It’s taken me forever to see him as anything other than what I wanted him to be: proud, strong, and flawless.
It wasn’t until I reached my thirties that I saw him for what he is: tragic, profound, and lonely.
At age twelve, I was prone to mishaps – gnashing scrapes from climbing (and falling from) the large oak tree dividing our house and the Jones, broken bones from riding my bike too fast over a makeshift ramp, and hornet stings from nests I couldn’t resist poking.
So yes, all things I shouldn’t have been doing, but reveled in the fact I could. The “could” came from my mother being the sole disciplinarian. Her voice just never seemed threatening. That, on reflection, stemmed from the time she got pulled over for speeding and cried her way out of the ticket.
It was hard to see her as an authoritative figure after that.
My father worked midnights – long hours against the night, and sometimes into the late morning. He was determined to rack up as much overtime as he could, convinced he was saving up for a family vacation. He had this grand idea that we’d all go camping in the Wisconsin Dells, nothing but nature and family for a week.
As things were, because of his long hours, I barely saw him, and when I did, his eyes sagged, and his voice cracked from years of inhaling cabosil, a dusty white chemical that seemed to float home with him.
When I was six, I called it snow. I remember him coming home, covered in cabosil, and he’d shake wildly for me, showing off the powdery white substance, which would float in the air like snow. I would call him “Snowman” until I outgrew it.

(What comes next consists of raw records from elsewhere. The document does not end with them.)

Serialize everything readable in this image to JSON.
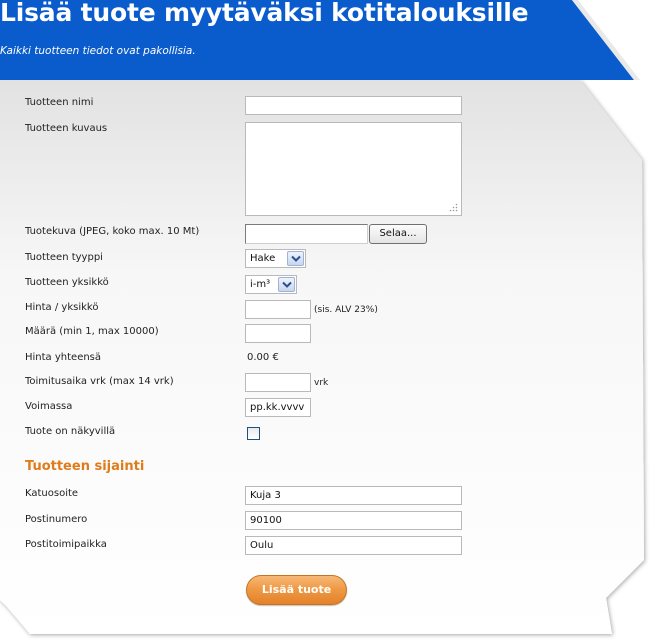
{
  "header": {
    "title": "Lisää tuote myytäväksi kotitalouksille",
    "subtitle": "Kaikki tuotteen tiedot ovat pakollisia."
  },
  "form": {
    "product_name_label": "Tuotteen nimi",
    "product_name_value": "",
    "description_label": "Tuotteen kuvaus",
    "description_value": "",
    "image_label": "Tuotekuva (JPEG, koko max. 10 Mt)",
    "browse_label": "Selaa...",
    "type_label": "Tuotteen tyyppi",
    "type_selected": "Hake",
    "unit_label": "Tuotteen yksikkö",
    "unit_selected": "i-m³",
    "price_label": "Hinta / yksikkö",
    "price_value": "",
    "price_suffix": "(sis. ALV 23%)",
    "quantity_label": "Määrä (min 1, max 10000)",
    "quantity_value": "",
    "total_label": "Hinta yhteensä",
    "total_value": "0.00 €",
    "delivery_label": "Toimitusaika vrk (max 14 vrk)",
    "delivery_value": "",
    "delivery_suffix": "vrk",
    "valid_label": "Voimassa",
    "valid_value": "pp.kk.vvvv",
    "visible_label": "Tuote on näkyvillä",
    "visible_checked": false
  },
  "location": {
    "heading": "Tuotteen sijainti",
    "street_label": "Katuosoite",
    "street_value": "Kuja 3",
    "postcode_label": "Postinumero",
    "postcode_value": "90100",
    "city_label": "Postitoimipaikka",
    "city_value": "Oulu"
  },
  "submit_label": "Lisää tuote",
  "colors": {
    "header_blue": "#0a5ccc",
    "accent_orange": "#e07b1a"
  }
}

As I got older, I saw less of “Snowman”.
The factory installed showers in the locker room, so he would come home as he left.
He would often look at me from his favorite chair, one I dare never sit in when he was home, and point to the RCA console TV we had just purchased.
“Change it to channel 3, son.”
Those words always made me feel proud, that my father would trust me to touch his beloved television. I never considered he was just too tired from working midnights to get up to change the channel himself.
I often remember those moments when I pick up my remote control and flip through the 155 channels I have now as an adult.
It’s easy to see him differently now. My mother left him. He worked those long hours for a vacation we never took, and his skin is drying from years in a chemical factory.
With his retirement impending, I took him out for breakfast on a return trip back to Central Illinois last year.
We sipped coffee, the sports section always split between us, and he put it down, his bifocals obscuring his eyes.
“I’m afraid I’ve failed you as a father.”
I wanted to tell him there’s respect in failure, to tell him he only failed me where I let him, and that he was the best father for a wayward son, who tried to subvert his authority at every turn, whether he was there or not.
Instead, the waitress gave me the chance to recalculate words never said by sliding two plates of biscuits and gravy with shredded cheese on top in front of us.
“Dad, no worries. You worked so much because you had too.”
And we left it at that, as we always leave it, and quickly moved on to debating whether Albert Pujols would re-sign with our beloved St. Louis Cardinals.